A satisfyingly little thriller in danger of getting lost at the multiplex, Traitor works better if you haven’t seen the TV spots. Don Cheadle portrays Samir Horn, a U.S. Army Special Forces soldier and a devout Muslim of Sudanese descent.
As the film begins, he’s working with Arab terrorists, teaching them how to use the explosive detonators they’ve just bought from him. (In one of the movie’s few notes of grim humor, he says, “You wouldn’t want to blow yourselves up – unintentionally, that is.”) For the first hour, the movie keeps you in suspense as to whether Samir has crossed over and actually become a terrorist or is infiltrating them so that he can take down their organization. The TV ads give that away, unfortunately. Don’t worry, though. The plot still packs quite a few twists after that.
As opposed to last year’s fatally talky Lions for Lambs and Rendition, this film about counterterrorism concentrates on functioning as a lowbrow espionage thriller, with its ideas serving as flavoring. It doesn’t always work as it should – the two FBI agents on Samir’s trail across the globe are too conveniently divided into a knee-jerk meathead named Archer (Neal McDonough) and an Arabic-speaking Southern Baptist named Clayton (Guy Pearce), who makes the effort to understand the terrorists’ motivations. When Archer recommends racial profiling, Clayton dutifully points out that it won’t work because only 20 percent of the world’s 1.2 billion Muslims are Arabs. Despite those occasional stumbles, this movie conveys its ideas more effectively because they’re packaged into an easily digestible genre piece.
Because of the story structure, Cheadle has to play close to the vest, so he isn’t his usual brilliant self until the end of the movie. Fortunately, the supporting roles are cast well. Bollywood star Aly Khan makes a memorable impression as Farid, a slick terrorist higher-up who scandalizes Samir by serving him wine. (“That is haram,” says Samir. “Actually, it’s a Grand Crú ’95,” is Farid’s smooth response.) Even better is Saïd Taghmaoui as Omar, a jihadi who becomes Samir’s most loyal friend. As opposed to the exchanges between the FBI agents, the conversations between Omar and Samir are subtle and riveting as Samir plays on Omar’s conflicted feelings about his terrorist activities. A sharp-featured 35-year-old Moroccan-French actor, Taghmaoui has popped up in Vantage Point and The Kite Runner and delivered an unforgettably sorrowful monologue as an Iraqi soldier in the 1999 film Three Kings. Here he matches Cheadle stride for stride, and any actor who can do that has reason to be proud.

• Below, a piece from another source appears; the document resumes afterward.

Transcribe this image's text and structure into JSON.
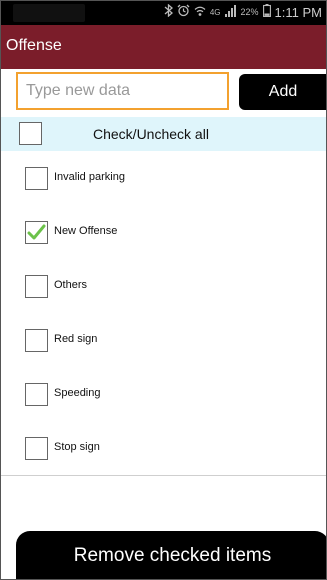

Writer-director Jeffrey Nachmanoff delivers some crackling set pieces like the low-tech prison break early in the film that busts Samir out of a jail in Yemen and the showdown between Samir and Clayton in the tunnels underneath a Chicago housing project. The plot unspools with speed and ingenuity, thanks to credited storywriter Steve Martin (yes, that one). How do you stop 30 suicide bombers in a single stroke when they’re fanned out across the United States? This movie comes up with a nifty solution. Better still, it quotes the Qu’ran extensively to counter the teachings of radical Islam, something that hasn’t been done enough. Traitor won’t win the war on terror, but it’s a smart thriller with a conscience and enough chops to compel your attention.
Starring Don Cheadle and Saïd Taghmaoui.
Written and directed by Jeffrey Nachmanoff.